of rejoicing in the Torah. Although Muraviov responds by sing­
ing the refrain celebrating the renewal of the well, he is suspicious
of Mende’s motives; but the porter is convinced that the two
celebrations have joined. The tension is thus brought to a high
point — but left largely unresolved, since it is only in the credu­
lous Mende’s perception that any synthesis has taken place.
Neither is there a pretense of any permanent smoothing over of
all the other, individual conflicts. In typical Grade fashion, the
brief, temporary syntheses serve mainly to highlight the plethora
of oppositions.
While Mende the porter is a figure who promotes harmony and
cooperation (at least for a short time) among the characters of
, the heroine of
The Agunah,
Merl the seamstress, is the focus
of division and controversy. The rabbinic authories and the Jew­
ish communities of Vilna split over the issue of whether Merl, a
grass widow whose husband has been missing for more than
fifteen years, should be permitted to remarry under Jewish law.
As a result, Merl is driven to wed a man for whom she hardly
cares. The couple and the Rabbi who grants them permission to
marry become social outcasts, and Merl finally commits suicide.
But the dispute rages on, even after her death, for it has become
the focus for a confrontation between the people and the rabbinic
authorities, and more importantly, for a clash between two oppos­
ing philosophies of the interpretation of traditional Jewish law,
which represent, ultimately, two radically opposed outlooks on
Merl is a simple but stubborn woman, who is content to remain
a grass widow until she is egged on by her sisters to take a second
husband. She meets the meek, pious Kalman, a cemetery cantor
and house painter, who decides that he wants to marry her.
Seeking permission for Merl to remarry, Kalman goes to Reb Levi
Hurvitz, the Vilna rabbi in charge of agunahs — grass widows.
Reb Levi Hurvitz is known for his harshness and strict interpreta­
tions; he refuses to grant the permission. Because of her own
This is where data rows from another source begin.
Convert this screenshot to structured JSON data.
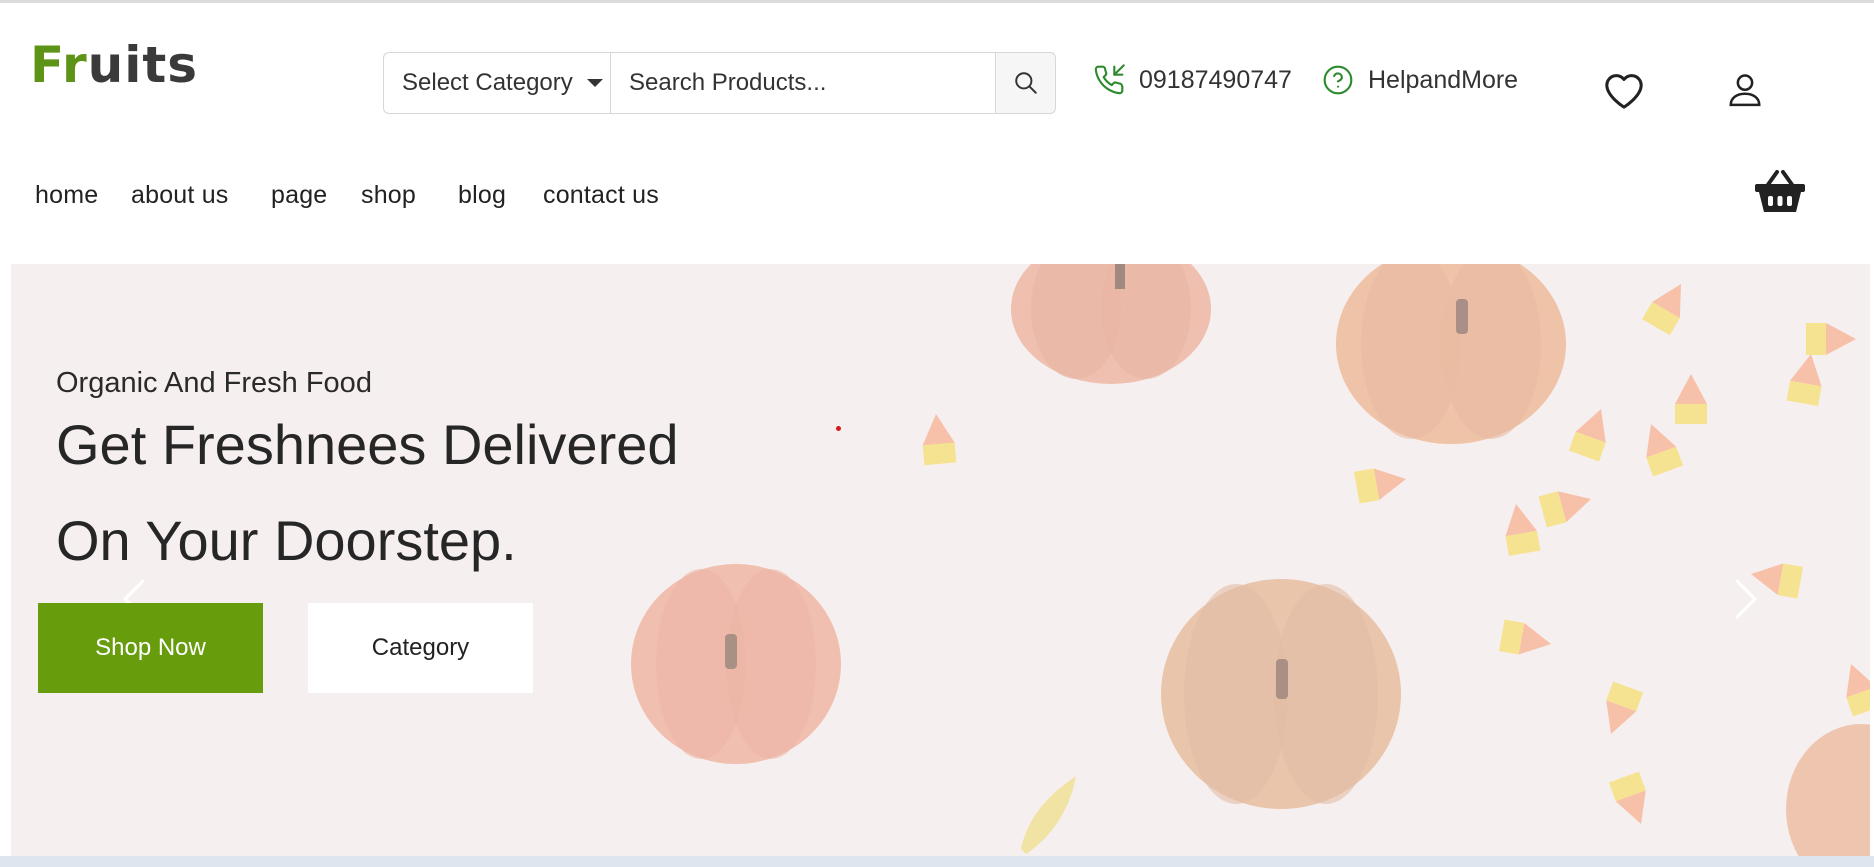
{
  "brand": {
    "logo_part1": "Fr",
    "logo_part2": "uits"
  },
  "search": {
    "category_label": "Select Category",
    "placeholder": "Search Products..."
  },
  "contact": {
    "phone": "09187490747",
    "help_label": "HelpandMore"
  },
  "nav": [
    "home",
    "about us",
    "page",
    "shop",
    "blog",
    "contact us"
  ],
  "hero": {
    "subtitle": "Organic And Fresh Food",
    "title_line1": "Get Freshnees Delivered",
    "title_line2": "On Your Doorstep.",
    "primary_button": "Shop Now",
    "secondary_button": "Category"
  },
  "icons": {
    "phone": "phone-incoming-icon",
    "help": "help-circle-icon",
    "wishlist": "heart-icon",
    "account": "user-icon",
    "cart": "basket-icon"
  },
  "colors": {
    "brand_green": "#5d9417",
    "button_green": "#679d0c",
    "icon_green": "#2f8a2f"
  }
}
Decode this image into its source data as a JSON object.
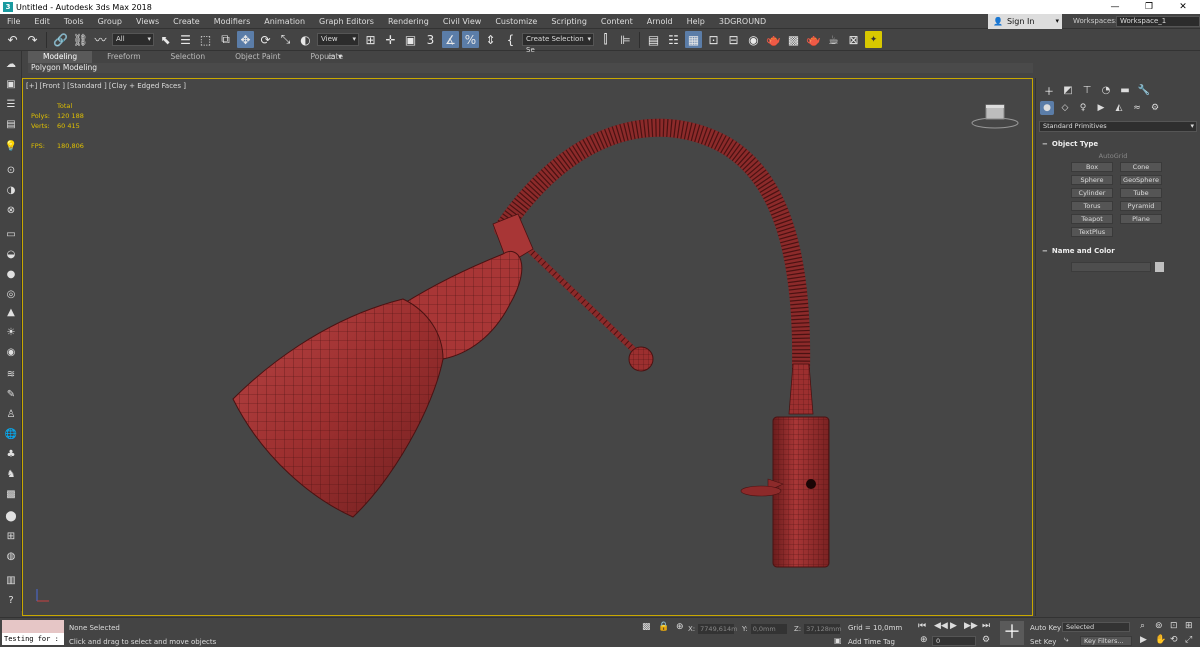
{
  "window": {
    "title": "Untitled - Autodesk 3ds Max 2018",
    "app_icon_letter": "3",
    "minimize": "—",
    "maximize": "❐",
    "close": "✕"
  },
  "menu": {
    "items": [
      "File",
      "Edit",
      "Tools",
      "Group",
      "Views",
      "Create",
      "Modifiers",
      "Animation",
      "Graph Editors",
      "Rendering",
      "Civil View",
      "Customize",
      "Scripting",
      "Content",
      "Arnold",
      "Help",
      "3DGROUND"
    ],
    "signin": "Sign In",
    "workspaces_label": "Workspaces:",
    "workspace_value": "Workspace_1"
  },
  "toolbar": {
    "filter": "All",
    "ref_coord": "View",
    "selection_set": "Create Selection Se"
  },
  "ribbon": {
    "tabs": [
      "Modeling",
      "Freeform",
      "Selection",
      "Object Paint",
      "Populate"
    ],
    "active_tab": "Modeling",
    "subpanel": "Polygon Modeling"
  },
  "viewport": {
    "label": "[+] [Front ] [Standard ] [Clay + Edged Faces ]",
    "stats_header": "Total",
    "polys_label": "Polys:",
    "polys_value": "120 188",
    "verts_label": "Verts:",
    "verts_value": "60 415",
    "fps_label": "FPS:",
    "fps_value": "180,806",
    "model_color": "#9c2f2f"
  },
  "command_panel": {
    "primitive_type": "Standard Primitives",
    "object_type_header": "Object Type",
    "autogrid": "AutoGrid",
    "objects": [
      "Box",
      "Cone",
      "Sphere",
      "GeoSphere",
      "Cylinder",
      "Tube",
      "Torus",
      "Pyramid",
      "Teapot",
      "Plane",
      "TextPlus"
    ],
    "name_color_header": "Name and Color"
  },
  "status": {
    "maxscript_value": "Testing for :",
    "selection": "None Selected",
    "prompt": "Click and drag to select and move objects",
    "x_label": "X:",
    "x_value": "7749,614m",
    "y_label": "Y:",
    "y_value": "0,0mm",
    "z_label": "Z:",
    "z_value": "37,128mm",
    "grid": "Grid = 10,0mm",
    "add_time_tag": "Add Time Tag",
    "auto_key": "Auto Key",
    "set_key": "Set Key",
    "selected_mode": "Selected",
    "key_filters": "Key Filters...",
    "frame": "0"
  }
}
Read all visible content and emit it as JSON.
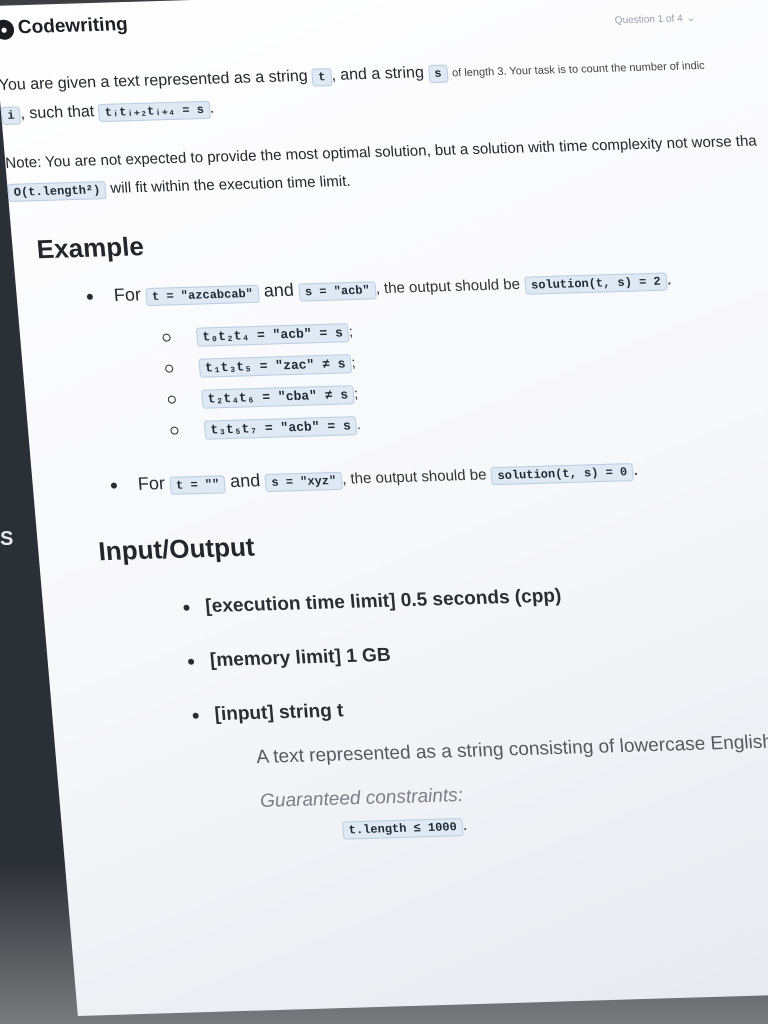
{
  "app": {
    "title": "Codewriting",
    "question_counter": "Question 1 of 4"
  },
  "side_label": "S",
  "statement": {
    "line1_a": "You are given a text represented as a string",
    "t_var": "t",
    "line1_b": ", and a string",
    "s_var": "s",
    "line1_c": "of length 3. Your task is to count the number of indic",
    "i_var": "i",
    "line2_a": ", such that",
    "condition": "tᵢtᵢ₊₂tᵢ₊₄ = s",
    "line2_b": "."
  },
  "note": {
    "text_a": "Note: You are not expected to provide the most optimal solution, but a solution with time complexity not worse tha",
    "complexity": "O(t.length²)",
    "text_b": "will fit within the execution time limit."
  },
  "example": {
    "title": "Example",
    "item1": {
      "for": "For",
      "t": "t = \"azcabcab\"",
      "and": "and",
      "s": "s = \"acb\"",
      "output_text": ", the output should be",
      "output": "solution(t, s) = 2",
      "end": "."
    },
    "subitems": [
      {
        "expr": "t₀t₂t₄ = \"acb\" = s",
        "end": ";"
      },
      {
        "expr": "t₁t₃t₅ = \"zac\" ≠ s",
        "end": ";"
      },
      {
        "expr": "t₂t₄t₆ = \"cba\" ≠ s",
        "end": ";"
      },
      {
        "expr": "t₃t₅t₇ = \"acb\" = s",
        "end": "."
      }
    ],
    "item2": {
      "for": "For",
      "t": "t = \"\"",
      "and": "and",
      "s": "s = \"xyz\"",
      "output_text": ", the output should be",
      "output": "solution(t, s) = 0",
      "end": "."
    }
  },
  "io": {
    "title": "Input/Output",
    "time_limit": "[execution time limit] 0.5 seconds (cpp)",
    "memory_limit": "[memory limit] 1 GB",
    "input": "[input] string t",
    "input_desc": "A text represented as a string consisting of lowercase English letters.",
    "constraints_label": "Guaranteed constraints:",
    "constraint": "t.length ≤ 1000",
    "constraint_end": "."
  }
}
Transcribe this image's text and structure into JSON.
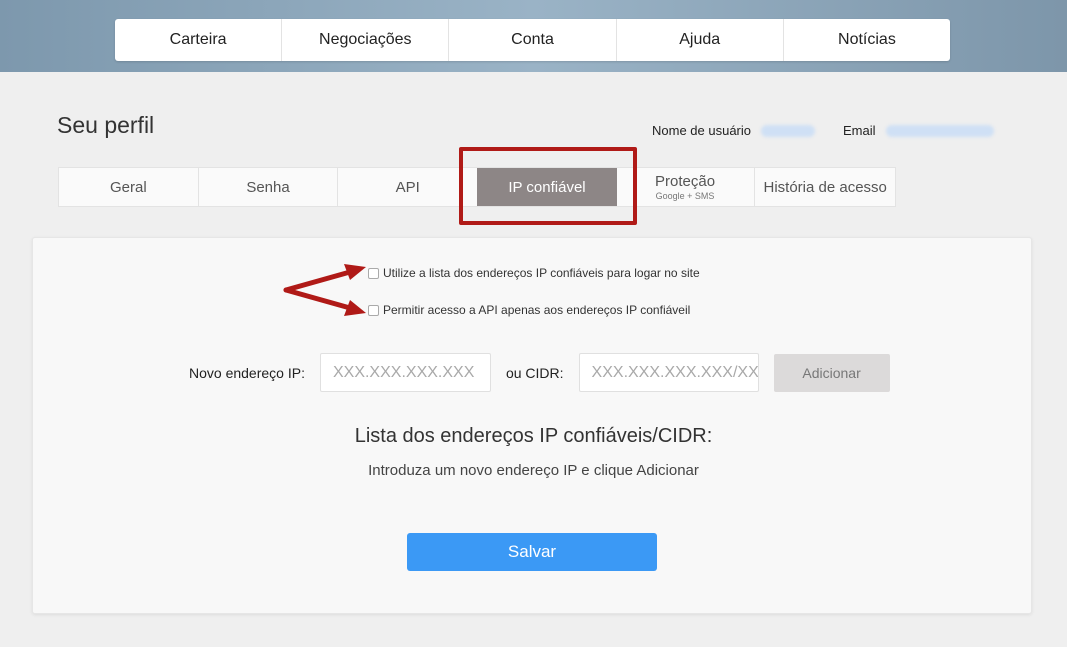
{
  "nav": {
    "items": [
      "Carteira",
      "Negociações",
      "Conta",
      "Ajuda",
      "Notícias"
    ]
  },
  "profile": {
    "title": "Seu perfil",
    "username_label": "Nome de usuário",
    "email_label": "Email"
  },
  "tabs": {
    "geral": "Geral",
    "senha": "Senha",
    "api": "API",
    "ip": "IP confiável",
    "protecao": "Proteção",
    "protecao_sub": "Google + SMS",
    "historia": "História de acesso"
  },
  "options": {
    "use_list": "Utilize a lista dos endereços IP confiáveis para logar no site",
    "api_only": "Permitir acesso a API apenas aos endereços IP confiáveil"
  },
  "form": {
    "ip_label": "Novo endereço IP:",
    "ip_placeholder": "XXX.XXX.XXX.XXX",
    "cidr_label": "ou CIDR:",
    "cidr_placeholder": "XXX.XXX.XXX.XXX/XX",
    "add_label": "Adicionar"
  },
  "list": {
    "title": "Lista dos endereços IP confiáveis/CIDR:",
    "hint": "Introduza um novo endereço IP e clique Adicionar"
  },
  "save_label": "Salvar",
  "colors": {
    "annotation": "#b01a17",
    "primary": "#3b99f5",
    "active_tab": "#8d8686"
  }
}
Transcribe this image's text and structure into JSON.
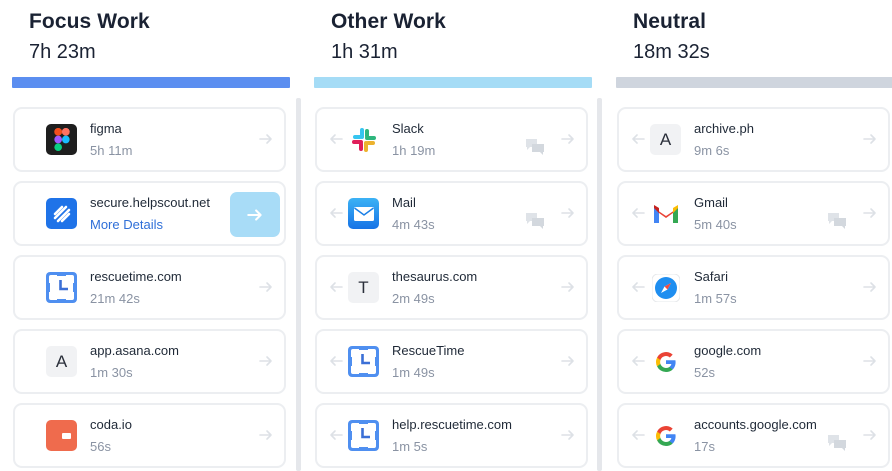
{
  "columns": [
    {
      "title": "Focus Work",
      "total": "7h 23m",
      "bar_color": "#5b8ef0",
      "items": [
        {
          "name": "figma",
          "time": "5h 11m",
          "icon": "figma-icon"
        },
        {
          "name": "secure.helpscout.net",
          "time": "More Details",
          "icon": "helpscout-icon"
        },
        {
          "name": "rescuetime.com",
          "time": "21m 42s",
          "icon": "rescuetime-icon"
        },
        {
          "name": "app.asana.com",
          "time": "1m 30s",
          "icon": "letter-icon",
          "letter": "A"
        },
        {
          "name": "coda.io",
          "time": "56s",
          "icon": "coda-icon"
        }
      ]
    },
    {
      "title": "Other Work",
      "total": "1h 31m",
      "bar_color": "#a5dcf6",
      "items": [
        {
          "name": "Slack",
          "time": "1h 19m",
          "icon": "slack-icon"
        },
        {
          "name": "Mail",
          "time": "4m 43s",
          "icon": "mail-icon"
        },
        {
          "name": "thesaurus.com",
          "time": "2m 49s",
          "icon": "letter-icon",
          "letter": "T"
        },
        {
          "name": "RescueTime",
          "time": "1m 49s",
          "icon": "rescuetime-icon"
        },
        {
          "name": "help.rescuetime.com",
          "time": "1m 5s",
          "icon": "rescuetime-icon"
        }
      ]
    },
    {
      "title": "Neutral",
      "total": "18m 32s",
      "bar_color": "#cfd5de",
      "items": [
        {
          "name": "archive.ph",
          "time": "9m 6s",
          "icon": "letter-icon",
          "letter": "A"
        },
        {
          "name": "Gmail",
          "time": "5m 40s",
          "icon": "gmail-icon"
        },
        {
          "name": "Safari",
          "time": "1m 57s",
          "icon": "safari-icon"
        },
        {
          "name": "google.com",
          "time": "52s",
          "icon": "google-icon"
        },
        {
          "name": "accounts.google.com",
          "time": "17s",
          "icon": "google-icon"
        }
      ]
    }
  ],
  "colors": {
    "link": "#2f6fd8",
    "move_button": "#a8dcf7",
    "muted_text": "#8a93a3"
  }
}
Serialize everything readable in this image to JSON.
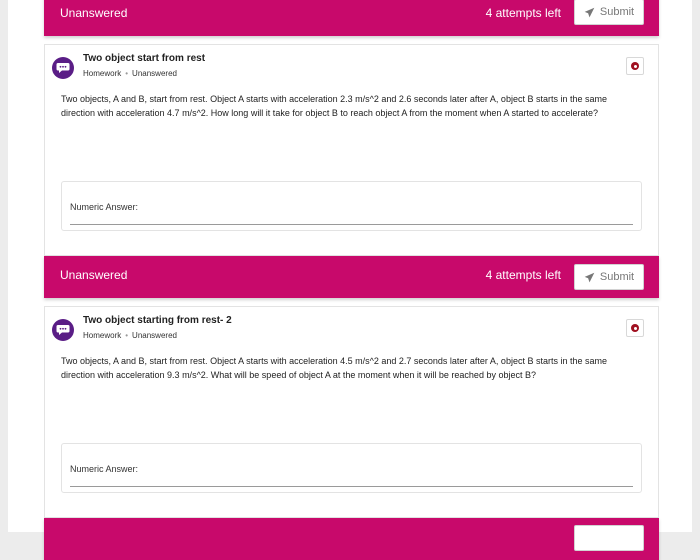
{
  "bars": [
    {
      "status": "Unanswered",
      "attempts": "4 attempts left",
      "submit_label": "Submit"
    },
    {
      "status": "Unanswered",
      "attempts": "4 attempts left",
      "submit_label": "Submit"
    },
    {
      "status": "",
      "attempts": "",
      "submit_label": ""
    }
  ],
  "questions": [
    {
      "title": "Two object start from rest",
      "type": "Homework",
      "status": "Unanswered",
      "body": "Two objects, A and B, start from rest. Object A starts with acceleration 2.3 m/s^2 and 2.6 seconds later after A, object B starts in the same direction with acceleration 4.7 m/s^2. How long will it take for object B to reach object A from the moment when A started to accelerate?",
      "answer_label": "Numeric Answer:"
    },
    {
      "title": "Two object starting from rest- 2",
      "type": "Homework",
      "status": "Unanswered",
      "body": "Two objects, A and B, start from rest. Object A starts with acceleration 4.5 m/s^2 and 2.7 seconds later after A, object B starts in the same direction with acceleration 9.3 m/s^2. What will be speed of object A at the moment when it will be reached by object B?",
      "answer_label": "Numeric Answer:"
    }
  ],
  "icons": {
    "avatar": "chat-bubble-icon",
    "submit": "paper-plane-icon",
    "badge": "record-dot-icon"
  },
  "colors": {
    "bar": "#c8096b",
    "avatar": "#5a1d86",
    "badge": "#a01020"
  }
}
stubbornness, Merl herself goes for a second opinion to Reb
David Zelver, the religious leader of her neighborhood of
Zaretche, who is known for his lenient attitude. When the reversal